Grand Traverse County commissioners are putting together a strategic plan for 2012.
It includes goals, objectives and strategies for the next two years. But several challenges stand in their way. They are facing the threat of future budget cuts and expenses that are weighing the county down.
As they plan for the future, the County is already projecting a million dollar budget cut in 2013.
â??I think we have some big challenges moving forward for 2012 and 2013. One of them is the continuation of the loss of revenue we were receiving from the assessed value from the Michigan tax tribunal,â?? said Larry Inman, Grand Traverse County Commission Chairman.
For now, commissioners must work with what they have.
Inman said this year the County hopes to finally cut losses by addressing their waste treatment plant. The facility has been a drain on their budget for years.
â??We hope to have a resolution this year on stabilizing and making payments so local units of government are not concerned about making up the difference of lost revenue,â?? said Inman.
Paying off the Countyâ??s new Health Department Building is also in commissionerâ??s strategic plan.
That project is expected to be completed in 12 months.
â??We will place the Garfield building, currently housing the Health Department, for sale and offset that sales revenue against the project. We are going to use this along with the lease payment from Dental Clinic North and the Emergency Management Grants to pay for the building,â?? Inman said.
Inside the commission itself, there are challenges to planning ahead.
The County will soon be without a county administrator.
Commissioners said they do have strong candidates in line, and hope their strategic plan sets the tone once the replacement in brought on board.
â??We are going to be hiring a new county administrator and this will be an opportunity to convey what we whish to do going into the future,â?? said County Commissioner Christine Maxbauer.
Another thing that could impact strategic planning, in the future, the board will be cut from nine commissioners to seven.

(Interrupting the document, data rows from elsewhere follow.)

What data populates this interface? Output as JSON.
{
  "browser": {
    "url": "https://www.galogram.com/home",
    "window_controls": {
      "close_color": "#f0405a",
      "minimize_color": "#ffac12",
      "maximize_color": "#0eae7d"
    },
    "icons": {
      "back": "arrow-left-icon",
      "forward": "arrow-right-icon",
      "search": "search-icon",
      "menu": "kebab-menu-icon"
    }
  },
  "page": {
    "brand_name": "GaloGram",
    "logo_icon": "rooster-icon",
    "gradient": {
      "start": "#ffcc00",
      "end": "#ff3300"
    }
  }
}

Chairman Inman said it will add work to commissioners who represent a county that is experiencing an increase in population.